Heavy monsoon rains have caused flooding near the Games Village causing many snakes to seek refuge. Commonwealth Games organisers have also been particularly concerned by the arrival of packs of wild monkeys which have been creating a nuisance around the venues by stealing food and attacking humans.

Langur monkeys are noted for their intelligence but also their aggression and are highly effective in deterring other animals from taking up residence. The Commonwealth Games are due to get under way at the weekend and will be officially opened by the Prince of Wales. Probably.

Dog nurses rare white tiger quadruplets

Four tiger cubs are being nursed and raised by an adoptive canine mother in Weihai city in China's eastern Shandong province. The quadruplets, born at the Xixiakou Wild Animal Preserve, are a rare occurrence within the white tiger species, which usually gives birth to one or two cubs per litter.
As a result of the larger litter, the cubs, three snow tigers and one white tiger, were abandoned by their natural birth mother and left to starve. The reserve staff brought the cubs to the nursery and provided a dog to nurse the cubs along with her two biological puppies.

Inclined by a maternal instinct, the dog quickly adopted the cubs as her own. The puppies and tiger cubs sleep and nurse together as brothers and sisters, despite the stark difference of species and appearance.

Snow tigers are a variation of the white tiger breed and they are born with white fur and blue eyes. These tigers are much rarer than their white tiger counterparts, with only 200 left in the world.

Leaf Carving

Leaf carving involves cutting away at a leaf until it reveals an image. This is a craft practiced by Nature’s Art, a studio in Hengshui, China. At the link, you can view several other examples as well as instructions on how to make your own.


"Allegedly they were sourced from an endangered strain in South Africa and have been cultivated for the past seven years, now available for limited commercial purchase in Europe. They have the same genetic makeup as a strawberry, but are white with red seeds and taste like pineapples."

Fifteen Facts You Probably Didn't Know About Bananas

Bananas are one of the most important food crops of the world. Hundreds of varieties are cultivated. Perhaps the most important species is the common banana, Musaceae sapientum.

The ripe fruit is high in carbohydrates, potassium, and vitamins C and A, and it is low in protein and fat. The U.S. imports more bananas than does any other country.

Illuminated Loo

When you get up in the dark of the night, what is it that you really need to see? 
The toilet!  
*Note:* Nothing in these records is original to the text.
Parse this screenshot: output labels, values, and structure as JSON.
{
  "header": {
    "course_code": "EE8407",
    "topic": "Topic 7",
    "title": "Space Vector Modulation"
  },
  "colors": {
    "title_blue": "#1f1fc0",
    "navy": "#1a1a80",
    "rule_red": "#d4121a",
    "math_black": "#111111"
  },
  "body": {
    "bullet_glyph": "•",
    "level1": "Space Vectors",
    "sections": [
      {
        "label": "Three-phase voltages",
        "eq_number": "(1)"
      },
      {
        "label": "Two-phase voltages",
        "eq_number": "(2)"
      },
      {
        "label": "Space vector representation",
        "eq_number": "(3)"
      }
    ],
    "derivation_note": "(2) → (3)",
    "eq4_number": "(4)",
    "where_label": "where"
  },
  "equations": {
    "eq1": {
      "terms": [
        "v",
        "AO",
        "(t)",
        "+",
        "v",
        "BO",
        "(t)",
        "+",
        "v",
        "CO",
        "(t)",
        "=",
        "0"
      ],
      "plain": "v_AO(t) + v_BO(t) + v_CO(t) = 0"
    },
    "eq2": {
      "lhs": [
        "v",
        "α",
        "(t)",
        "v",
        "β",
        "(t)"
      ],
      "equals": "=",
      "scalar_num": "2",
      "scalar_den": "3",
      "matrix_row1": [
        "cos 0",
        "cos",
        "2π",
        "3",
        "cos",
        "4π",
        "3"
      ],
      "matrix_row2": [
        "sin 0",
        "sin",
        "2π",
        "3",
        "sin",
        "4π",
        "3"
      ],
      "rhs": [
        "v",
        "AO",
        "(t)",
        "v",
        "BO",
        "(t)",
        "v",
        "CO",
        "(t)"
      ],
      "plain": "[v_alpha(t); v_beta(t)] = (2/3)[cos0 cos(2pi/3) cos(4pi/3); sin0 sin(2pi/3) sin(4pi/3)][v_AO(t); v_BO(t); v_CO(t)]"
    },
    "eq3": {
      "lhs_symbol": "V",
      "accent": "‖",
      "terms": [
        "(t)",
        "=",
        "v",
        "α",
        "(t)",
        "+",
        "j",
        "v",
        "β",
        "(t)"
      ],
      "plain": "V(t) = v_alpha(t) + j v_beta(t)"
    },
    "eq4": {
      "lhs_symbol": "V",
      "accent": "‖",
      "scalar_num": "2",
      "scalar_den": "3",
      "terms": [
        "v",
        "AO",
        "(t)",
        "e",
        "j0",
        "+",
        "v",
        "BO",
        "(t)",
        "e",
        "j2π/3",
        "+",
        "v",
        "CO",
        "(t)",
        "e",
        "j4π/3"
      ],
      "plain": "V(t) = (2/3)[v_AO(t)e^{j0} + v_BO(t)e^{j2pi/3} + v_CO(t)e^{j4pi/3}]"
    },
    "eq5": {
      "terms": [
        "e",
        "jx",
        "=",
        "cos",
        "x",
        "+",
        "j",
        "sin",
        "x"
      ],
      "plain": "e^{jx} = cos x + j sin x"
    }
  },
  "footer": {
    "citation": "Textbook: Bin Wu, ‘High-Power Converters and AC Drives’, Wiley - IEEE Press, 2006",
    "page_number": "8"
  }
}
LavNav lights up only the toilet, so you can see where you are “going”. 
It’s motion-triggered, which saves batteries, and glows red when the seat is up and green when the seat is down. 
What will they think of next?